Was Setting Upper Tariff Cap a Deterrent for NTPC’s 1.2 GW Solar Tender?

The tender, announced last year, has been extended twice


Tariff caps are often not acceptable to developers planning on executing solar projects in India. The National Thermal Power Corporation Limited (NTPC), has had to extend again the bid-submission deadline for 1.2 GW of the inter-state transmission system (ISTS)-connected  solar projects in western India.

The new bid-submission deadline is August 19, 2019.

These solar PV projects are to be developed near NTPC’s switchyards in western India. When contacted, an NTPC official said, “Yes, we have extended the bid-submission deadline once again.” The official, however, did not give any reason for the extension.

It is the third time that this tender has been extended by NTPC which had tendered the projects in November 2018 with an initial bid submission deadline set for December 19, 2018. Later, the deadline was extended to January 3, 2019.

In June 2019, NTPC again extended the bid submission deadline to July 1, 2019. Towards the end of June 2019, it introduced an upper tariff ceiling for this tender through an amendment. An upper tariff ceiling of ₹2.78 (~$0.039)/kWh was set for this tender.

When contacted, a top official at one of the renewable energy conglomerates said, “The upper tariff ceiling is a deterrent.” Before this tender, NTPC seldom fixed upper tariff ceilings as is usually seen in Solar Energy Corporation of India (SECI) tenders. As a result, NTPC tenders managed to generate good participation from the developers who quoted competitive bids.

However, with the upper tariff ceiling set for this tender, things appear to be changing as far as garnering interest from the developers is concerned.

Mercom recently reported that NTPC again extended the bid submission deadline for 1,000 MW of solar projects under the Central Public Sector Undertaking (CPSU) Program Phase II, Tranche-1. The new date for submission of the bid is August 16, 2019.

In June 2019, Mercom had reported that reverse auctions have driven down tariffs, and developers are fighting for every penny to make a decent return on their investment. In this harsh environment, tariff caps have added a new challenge for them. A tariff cap is set by the auctioning agency and acts as an upper limit when bidding for a project. So, a developer can only bid lower than the set tariff, which becomes a challenge if the tariff cap is deemed too high for a project developer to make a healthy return on investment.

Image credit: Council on Foreign Relations

Saumy Prateek Saumy is a senior staff reporter with MercomIndia.com covering business and energy news since 2016. Prior to Mercom, Saumy was a copy editor at Thomson Reuters.
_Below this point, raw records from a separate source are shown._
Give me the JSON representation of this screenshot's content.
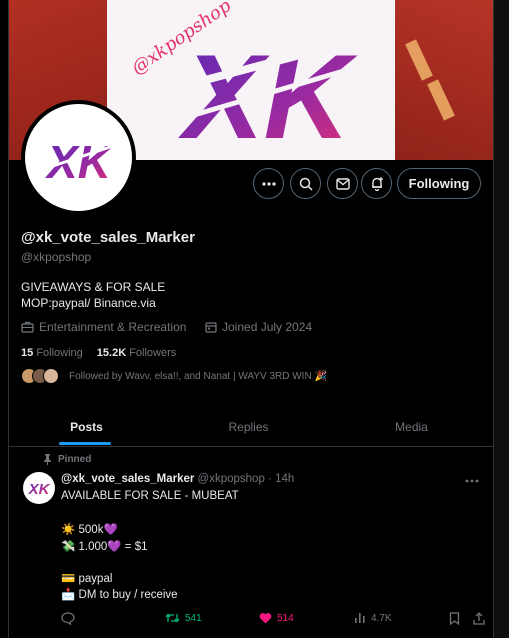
{
  "profile": {
    "display_name": "@xk_vote_sales_Marker",
    "handle": "@xkpopshop",
    "bio_line1": "GIVEAWAYS & FOR SALE",
    "bio_line2": "MOP:paypal/ Binance.via",
    "category": "Entertainment & Recreation",
    "joined": "Joined July 2024",
    "following_count": "15",
    "following_label": "Following",
    "followers_count": "15.2K",
    "followers_label": "Followers",
    "followed_by": "Followed by Wavv, elsa!!, and Nanat | WAYV 3RD WIN 🎉",
    "banner_text": "@xkpopshop",
    "logo_text": "XK"
  },
  "buttons": {
    "more": "More",
    "search": "Search",
    "message": "Message",
    "subscribe": "Notify",
    "following": "Following"
  },
  "tabs": [
    "Posts",
    "Replies",
    "Media"
  ],
  "tweet": {
    "pinned_label": "Pinned",
    "author": "@xk_vote_sales_Marker",
    "handle_time": "@xkpopshop · 14h",
    "lines": [
      "AVAILABLE FOR SALE - MUBEAT",
      "",
      "☀️ 500k💜",
      "💸 1.000💜 = $1",
      "",
      "💳 paypal",
      "📩 DM to buy / receive"
    ],
    "retweets": "541",
    "likes": "514",
    "views": "4.7K"
  },
  "colors": {
    "accent": "#1d9bf0",
    "banner_red": "#a62a1e",
    "logo_purple": "#6a2bb3",
    "logo_pink": "#e5306f",
    "retweet_green": "#00ba7c",
    "like_pink": "#f91880"
  }
}
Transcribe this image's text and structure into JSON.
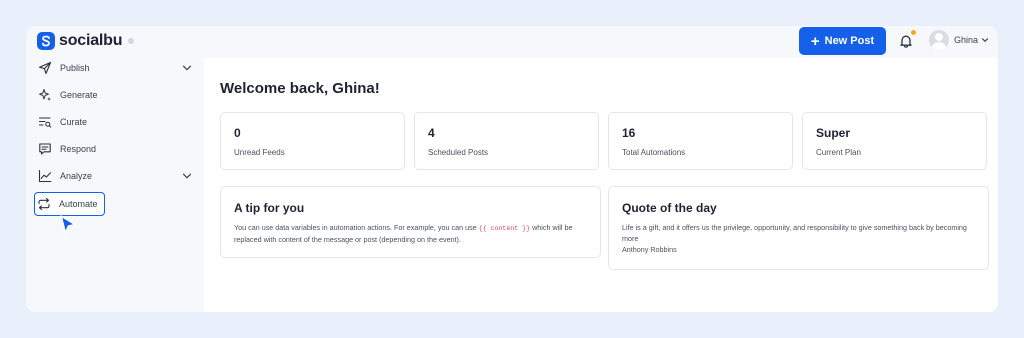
{
  "brand": {
    "name": "socialbu",
    "accent": "#1560e8"
  },
  "header": {
    "new_post_label": "New Post",
    "notification_count": "1",
    "user_name": "Ghina"
  },
  "sidebar": {
    "items": [
      {
        "label": "Publish",
        "icon": "send-icon",
        "has_chevron": true
      },
      {
        "label": "Generate",
        "icon": "sparkle-icon",
        "has_chevron": false
      },
      {
        "label": "Curate",
        "icon": "filter-search-icon",
        "has_chevron": false
      },
      {
        "label": "Respond",
        "icon": "chat-icon",
        "has_chevron": false
      },
      {
        "label": "Analyze",
        "icon": "line-chart-icon",
        "has_chevron": true
      },
      {
        "label": "Automate",
        "icon": "repeat-icon",
        "has_chevron": false,
        "active": true
      }
    ]
  },
  "main": {
    "welcome": "Welcome back, Ghina!",
    "stats": [
      {
        "value": "0",
        "label": "Unread Feeds"
      },
      {
        "value": "4",
        "label": "Scheduled Posts"
      },
      {
        "value": "16",
        "label": "Total Automations"
      },
      {
        "value": "Super",
        "label": "Current Plan"
      }
    ],
    "tip": {
      "title": "A tip for you",
      "text_before": "You can use data variables in automation actions. For example, you can use ",
      "code": "{{ content }}",
      "text_after": " which will be replaced with content of the message or post (depending on the event)."
    },
    "quote": {
      "title": "Quote of the day",
      "text": "Life is a gift, and it offers us the privilege, opportunity, and responsibility to give something back by becoming more",
      "author": "Anthony Robbins"
    }
  }
}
Saumy earned his Bachelors Degree in Journalism & Mass Communication from the Manipal Institute of Communication at Manipal University. More articles from Saumy Prateek.